Directions for this task:
Scan the entries that follow for the word "Local", then report every line in which it appears.

===

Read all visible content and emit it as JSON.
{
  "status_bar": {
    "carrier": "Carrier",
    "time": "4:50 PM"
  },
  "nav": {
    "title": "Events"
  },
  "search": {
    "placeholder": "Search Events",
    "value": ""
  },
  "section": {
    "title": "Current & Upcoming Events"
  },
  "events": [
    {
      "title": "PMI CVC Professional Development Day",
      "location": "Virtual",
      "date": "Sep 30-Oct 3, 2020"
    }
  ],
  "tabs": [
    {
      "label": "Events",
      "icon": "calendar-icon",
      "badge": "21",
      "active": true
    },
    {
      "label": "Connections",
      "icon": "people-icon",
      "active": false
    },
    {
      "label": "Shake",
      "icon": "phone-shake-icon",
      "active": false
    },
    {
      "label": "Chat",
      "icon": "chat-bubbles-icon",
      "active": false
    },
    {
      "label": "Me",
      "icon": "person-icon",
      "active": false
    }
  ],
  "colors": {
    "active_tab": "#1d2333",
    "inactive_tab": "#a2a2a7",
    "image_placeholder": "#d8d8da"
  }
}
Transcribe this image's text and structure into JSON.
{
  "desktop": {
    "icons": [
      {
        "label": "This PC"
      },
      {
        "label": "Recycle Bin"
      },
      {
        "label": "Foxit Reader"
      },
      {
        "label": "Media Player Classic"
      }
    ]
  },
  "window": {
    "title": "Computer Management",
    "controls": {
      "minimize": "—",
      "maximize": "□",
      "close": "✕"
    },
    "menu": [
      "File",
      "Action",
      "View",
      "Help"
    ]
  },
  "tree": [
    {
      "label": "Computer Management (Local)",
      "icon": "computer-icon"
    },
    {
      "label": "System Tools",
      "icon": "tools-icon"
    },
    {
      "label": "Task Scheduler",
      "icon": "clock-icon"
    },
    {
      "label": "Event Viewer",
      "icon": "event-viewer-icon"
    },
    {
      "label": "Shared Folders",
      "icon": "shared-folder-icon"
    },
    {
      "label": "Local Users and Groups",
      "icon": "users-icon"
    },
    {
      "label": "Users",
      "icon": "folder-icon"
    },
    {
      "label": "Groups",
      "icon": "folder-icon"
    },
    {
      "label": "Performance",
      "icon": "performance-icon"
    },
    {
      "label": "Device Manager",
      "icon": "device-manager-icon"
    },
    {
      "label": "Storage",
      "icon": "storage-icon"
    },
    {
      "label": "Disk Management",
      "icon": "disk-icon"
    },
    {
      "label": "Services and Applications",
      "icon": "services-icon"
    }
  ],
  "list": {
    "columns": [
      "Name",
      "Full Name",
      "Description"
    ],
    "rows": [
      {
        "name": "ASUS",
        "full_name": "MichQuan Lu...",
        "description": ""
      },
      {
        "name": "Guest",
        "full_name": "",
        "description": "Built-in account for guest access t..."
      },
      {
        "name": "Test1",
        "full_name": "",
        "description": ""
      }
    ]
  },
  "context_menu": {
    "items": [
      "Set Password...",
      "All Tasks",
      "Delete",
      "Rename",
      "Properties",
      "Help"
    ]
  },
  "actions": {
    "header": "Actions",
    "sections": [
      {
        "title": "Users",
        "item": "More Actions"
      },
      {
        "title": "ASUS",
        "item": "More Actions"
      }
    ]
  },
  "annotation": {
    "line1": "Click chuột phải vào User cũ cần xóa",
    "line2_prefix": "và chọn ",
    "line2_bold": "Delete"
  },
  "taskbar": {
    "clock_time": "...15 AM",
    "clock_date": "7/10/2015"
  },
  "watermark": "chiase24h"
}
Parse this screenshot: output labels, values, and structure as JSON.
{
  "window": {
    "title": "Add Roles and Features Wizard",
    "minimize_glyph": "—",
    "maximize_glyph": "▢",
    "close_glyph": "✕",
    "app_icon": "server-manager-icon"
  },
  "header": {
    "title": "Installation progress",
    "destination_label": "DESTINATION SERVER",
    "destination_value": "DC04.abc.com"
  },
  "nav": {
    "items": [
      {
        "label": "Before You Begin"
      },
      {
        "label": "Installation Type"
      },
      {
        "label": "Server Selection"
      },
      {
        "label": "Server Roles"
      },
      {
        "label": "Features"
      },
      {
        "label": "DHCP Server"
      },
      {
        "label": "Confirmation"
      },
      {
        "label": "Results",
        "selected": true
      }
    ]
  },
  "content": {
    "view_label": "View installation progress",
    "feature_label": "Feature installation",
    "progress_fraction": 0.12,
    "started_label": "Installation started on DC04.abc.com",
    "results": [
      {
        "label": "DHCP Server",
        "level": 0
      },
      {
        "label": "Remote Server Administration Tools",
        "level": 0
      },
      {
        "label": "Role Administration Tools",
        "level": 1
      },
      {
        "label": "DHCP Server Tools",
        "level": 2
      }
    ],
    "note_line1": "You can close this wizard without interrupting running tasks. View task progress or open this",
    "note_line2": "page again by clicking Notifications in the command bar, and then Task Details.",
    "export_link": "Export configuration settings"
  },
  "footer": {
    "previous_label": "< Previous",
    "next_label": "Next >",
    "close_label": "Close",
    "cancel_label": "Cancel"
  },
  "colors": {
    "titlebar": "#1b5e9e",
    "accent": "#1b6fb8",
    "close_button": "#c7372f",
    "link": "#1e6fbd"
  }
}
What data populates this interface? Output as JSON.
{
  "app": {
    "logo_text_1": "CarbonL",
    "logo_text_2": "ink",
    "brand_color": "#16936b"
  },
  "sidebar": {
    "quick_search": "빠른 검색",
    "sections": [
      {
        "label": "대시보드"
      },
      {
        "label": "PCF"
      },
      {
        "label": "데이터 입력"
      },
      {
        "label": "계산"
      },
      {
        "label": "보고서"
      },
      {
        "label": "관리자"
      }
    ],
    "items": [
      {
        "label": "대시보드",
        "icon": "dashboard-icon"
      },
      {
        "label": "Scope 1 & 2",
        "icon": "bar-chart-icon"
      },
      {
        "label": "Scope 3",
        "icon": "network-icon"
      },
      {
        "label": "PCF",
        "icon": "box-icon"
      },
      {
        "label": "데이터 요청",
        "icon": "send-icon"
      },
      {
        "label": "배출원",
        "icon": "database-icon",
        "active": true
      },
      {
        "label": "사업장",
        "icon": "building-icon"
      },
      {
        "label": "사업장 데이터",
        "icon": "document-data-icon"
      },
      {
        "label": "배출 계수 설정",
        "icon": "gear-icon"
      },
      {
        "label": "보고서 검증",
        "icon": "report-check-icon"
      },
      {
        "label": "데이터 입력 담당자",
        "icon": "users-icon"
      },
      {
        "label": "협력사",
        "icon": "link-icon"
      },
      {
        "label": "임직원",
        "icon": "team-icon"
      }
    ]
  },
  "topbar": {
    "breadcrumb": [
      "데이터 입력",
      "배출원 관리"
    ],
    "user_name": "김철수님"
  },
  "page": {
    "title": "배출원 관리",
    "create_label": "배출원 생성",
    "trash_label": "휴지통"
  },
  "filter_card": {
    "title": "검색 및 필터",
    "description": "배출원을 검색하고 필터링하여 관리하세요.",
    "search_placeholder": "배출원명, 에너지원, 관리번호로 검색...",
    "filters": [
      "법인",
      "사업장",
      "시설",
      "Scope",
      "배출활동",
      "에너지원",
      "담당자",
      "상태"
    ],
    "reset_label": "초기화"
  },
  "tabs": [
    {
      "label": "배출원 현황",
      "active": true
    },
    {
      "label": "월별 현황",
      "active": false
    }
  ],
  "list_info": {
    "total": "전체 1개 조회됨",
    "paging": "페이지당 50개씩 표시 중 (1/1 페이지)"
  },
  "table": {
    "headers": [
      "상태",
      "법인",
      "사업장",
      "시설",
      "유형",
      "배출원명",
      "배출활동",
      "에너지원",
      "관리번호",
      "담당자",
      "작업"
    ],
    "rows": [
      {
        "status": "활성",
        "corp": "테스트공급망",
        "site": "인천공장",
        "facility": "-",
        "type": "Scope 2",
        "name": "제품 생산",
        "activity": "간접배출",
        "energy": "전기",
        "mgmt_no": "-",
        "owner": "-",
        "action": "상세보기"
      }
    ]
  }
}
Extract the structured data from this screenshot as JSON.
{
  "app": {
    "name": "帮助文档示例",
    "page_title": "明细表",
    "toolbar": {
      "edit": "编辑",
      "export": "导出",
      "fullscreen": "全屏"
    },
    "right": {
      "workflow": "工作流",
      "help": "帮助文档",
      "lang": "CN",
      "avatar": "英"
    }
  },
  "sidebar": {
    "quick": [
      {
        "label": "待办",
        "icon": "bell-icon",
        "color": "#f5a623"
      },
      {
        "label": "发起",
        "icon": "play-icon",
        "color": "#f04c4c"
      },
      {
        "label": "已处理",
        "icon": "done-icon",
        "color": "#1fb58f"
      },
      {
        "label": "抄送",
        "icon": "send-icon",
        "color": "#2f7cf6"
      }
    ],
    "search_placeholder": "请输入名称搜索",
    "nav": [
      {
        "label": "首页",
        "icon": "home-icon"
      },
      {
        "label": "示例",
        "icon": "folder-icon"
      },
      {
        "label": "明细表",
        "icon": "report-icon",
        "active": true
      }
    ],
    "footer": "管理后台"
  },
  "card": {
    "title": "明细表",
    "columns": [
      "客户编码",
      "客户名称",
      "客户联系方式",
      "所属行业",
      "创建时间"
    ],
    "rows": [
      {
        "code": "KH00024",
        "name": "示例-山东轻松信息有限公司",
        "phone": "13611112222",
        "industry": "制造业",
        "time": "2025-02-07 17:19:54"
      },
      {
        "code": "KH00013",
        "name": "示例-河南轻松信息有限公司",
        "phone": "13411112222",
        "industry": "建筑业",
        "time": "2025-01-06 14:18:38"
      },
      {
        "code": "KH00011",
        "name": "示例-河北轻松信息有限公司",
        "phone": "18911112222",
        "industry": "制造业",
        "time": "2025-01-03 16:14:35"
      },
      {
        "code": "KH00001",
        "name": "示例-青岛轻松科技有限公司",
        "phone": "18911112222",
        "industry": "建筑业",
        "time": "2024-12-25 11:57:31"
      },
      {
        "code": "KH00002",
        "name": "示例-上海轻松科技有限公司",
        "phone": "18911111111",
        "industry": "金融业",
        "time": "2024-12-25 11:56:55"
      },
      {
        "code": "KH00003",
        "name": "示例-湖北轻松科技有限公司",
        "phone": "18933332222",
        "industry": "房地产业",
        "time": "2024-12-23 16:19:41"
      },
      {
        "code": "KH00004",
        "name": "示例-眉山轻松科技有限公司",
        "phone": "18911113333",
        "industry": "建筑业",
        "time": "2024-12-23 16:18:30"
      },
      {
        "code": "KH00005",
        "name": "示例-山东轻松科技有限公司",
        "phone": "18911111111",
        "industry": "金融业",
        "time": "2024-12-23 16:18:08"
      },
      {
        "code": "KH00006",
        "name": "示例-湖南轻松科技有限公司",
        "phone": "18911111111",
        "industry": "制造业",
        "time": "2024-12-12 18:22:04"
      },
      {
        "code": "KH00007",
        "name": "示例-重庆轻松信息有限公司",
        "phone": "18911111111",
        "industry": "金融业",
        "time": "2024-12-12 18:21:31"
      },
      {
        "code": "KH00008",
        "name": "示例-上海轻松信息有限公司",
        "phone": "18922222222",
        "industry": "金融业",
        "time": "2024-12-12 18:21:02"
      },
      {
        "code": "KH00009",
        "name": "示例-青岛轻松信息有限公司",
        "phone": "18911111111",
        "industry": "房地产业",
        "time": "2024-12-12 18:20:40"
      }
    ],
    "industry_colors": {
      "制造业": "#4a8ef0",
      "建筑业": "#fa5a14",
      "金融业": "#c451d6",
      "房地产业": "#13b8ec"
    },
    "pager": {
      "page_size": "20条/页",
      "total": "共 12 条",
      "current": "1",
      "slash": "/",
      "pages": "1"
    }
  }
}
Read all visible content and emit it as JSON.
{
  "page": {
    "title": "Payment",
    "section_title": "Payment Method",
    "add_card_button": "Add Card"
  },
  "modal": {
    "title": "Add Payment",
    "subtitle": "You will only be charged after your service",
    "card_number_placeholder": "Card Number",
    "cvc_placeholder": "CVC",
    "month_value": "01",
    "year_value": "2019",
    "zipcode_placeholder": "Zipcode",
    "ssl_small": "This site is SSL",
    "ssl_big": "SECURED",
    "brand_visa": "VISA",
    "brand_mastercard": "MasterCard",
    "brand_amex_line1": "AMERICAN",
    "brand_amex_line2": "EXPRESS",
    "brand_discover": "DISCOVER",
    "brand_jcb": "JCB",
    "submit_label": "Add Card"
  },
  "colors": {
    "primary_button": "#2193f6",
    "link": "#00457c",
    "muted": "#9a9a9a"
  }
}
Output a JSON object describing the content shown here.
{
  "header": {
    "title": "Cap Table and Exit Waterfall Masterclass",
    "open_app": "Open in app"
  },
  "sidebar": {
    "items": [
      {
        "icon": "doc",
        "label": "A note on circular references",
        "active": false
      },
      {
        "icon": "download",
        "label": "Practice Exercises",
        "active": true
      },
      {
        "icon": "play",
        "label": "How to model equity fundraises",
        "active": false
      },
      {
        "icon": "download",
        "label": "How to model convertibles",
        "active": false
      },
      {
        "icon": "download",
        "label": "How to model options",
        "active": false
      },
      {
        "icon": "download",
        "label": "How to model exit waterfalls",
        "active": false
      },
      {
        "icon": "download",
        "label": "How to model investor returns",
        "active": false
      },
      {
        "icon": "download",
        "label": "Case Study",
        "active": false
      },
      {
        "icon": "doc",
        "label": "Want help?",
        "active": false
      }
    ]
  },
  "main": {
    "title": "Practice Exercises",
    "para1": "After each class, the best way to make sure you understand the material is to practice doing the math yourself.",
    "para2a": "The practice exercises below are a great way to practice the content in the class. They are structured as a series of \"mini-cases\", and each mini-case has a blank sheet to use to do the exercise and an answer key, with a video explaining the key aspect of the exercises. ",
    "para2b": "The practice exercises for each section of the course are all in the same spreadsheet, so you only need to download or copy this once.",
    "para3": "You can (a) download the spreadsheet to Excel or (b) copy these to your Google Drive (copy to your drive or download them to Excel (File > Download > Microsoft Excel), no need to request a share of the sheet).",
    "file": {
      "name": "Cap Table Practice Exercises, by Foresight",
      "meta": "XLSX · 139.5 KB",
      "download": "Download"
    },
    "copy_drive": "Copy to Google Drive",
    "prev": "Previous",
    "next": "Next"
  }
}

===

Answer to this exercise:
      "label": "Computer Management (Local)",
      "label": "Local Users and Groups",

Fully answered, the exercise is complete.